> _Required work_: Exact copy required. Repeat the records, but keep the pictures out.

> _Source data_:
▼

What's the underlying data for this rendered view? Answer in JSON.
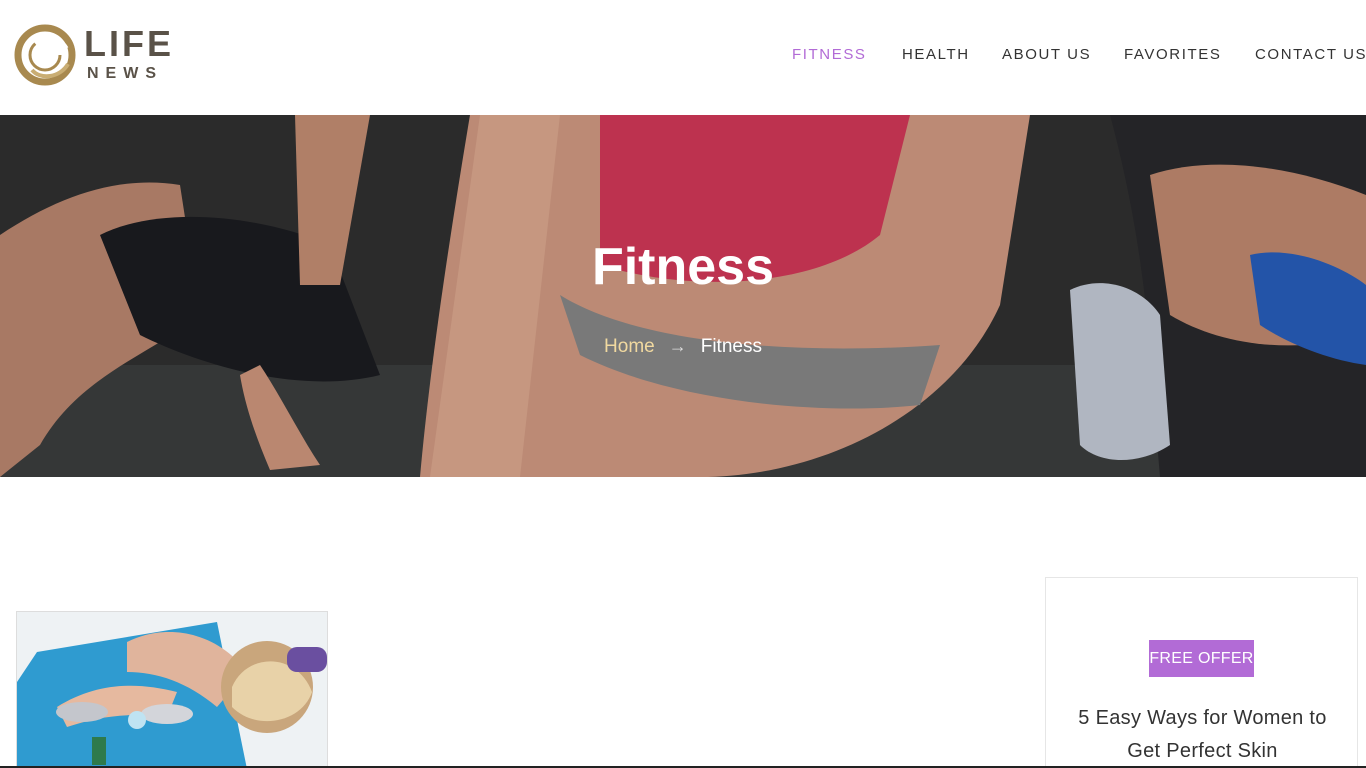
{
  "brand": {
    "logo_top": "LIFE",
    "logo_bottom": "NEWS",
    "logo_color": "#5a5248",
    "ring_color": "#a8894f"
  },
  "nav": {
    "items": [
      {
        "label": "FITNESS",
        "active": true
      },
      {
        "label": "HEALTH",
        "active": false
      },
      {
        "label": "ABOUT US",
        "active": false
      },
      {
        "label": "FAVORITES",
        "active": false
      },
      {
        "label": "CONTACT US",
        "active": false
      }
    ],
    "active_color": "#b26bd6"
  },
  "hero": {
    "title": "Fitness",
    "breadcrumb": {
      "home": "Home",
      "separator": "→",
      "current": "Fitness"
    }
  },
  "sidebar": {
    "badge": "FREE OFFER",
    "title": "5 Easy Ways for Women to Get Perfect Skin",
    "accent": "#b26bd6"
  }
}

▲

> _Task output_:
What's the underlying data for this rendered view? Answer in JSON.
{
  "brand": {
    "logo_top": "LIFE",
    "logo_bottom": "NEWS",
    "logo_color": "#5a5248",
    "ring_color": "#a8894f"
  },
  "nav": {
    "items": [
      {
        "label": "FITNESS",
        "active": true
      },
      {
        "label": "HEALTH",
        "active": false
      },
      {
        "label": "ABOUT US",
        "active": false
      },
      {
        "label": "FAVORITES",
        "active": false
      },
      {
        "label": "CONTACT US",
        "active": false
      }
    ],
    "active_color": "#b26bd6"
  },
  "hero": {
    "title": "Fitness",
    "breadcrumb": {
      "home": "Home",
      "separator": "→",
      "current": "Fitness"
    }
  },
  "sidebar": {
    "badge": "FREE OFFER",
    "title": "5 Easy Ways for Women to Get Perfect Skin",
    "accent": "#b26bd6"
  }
}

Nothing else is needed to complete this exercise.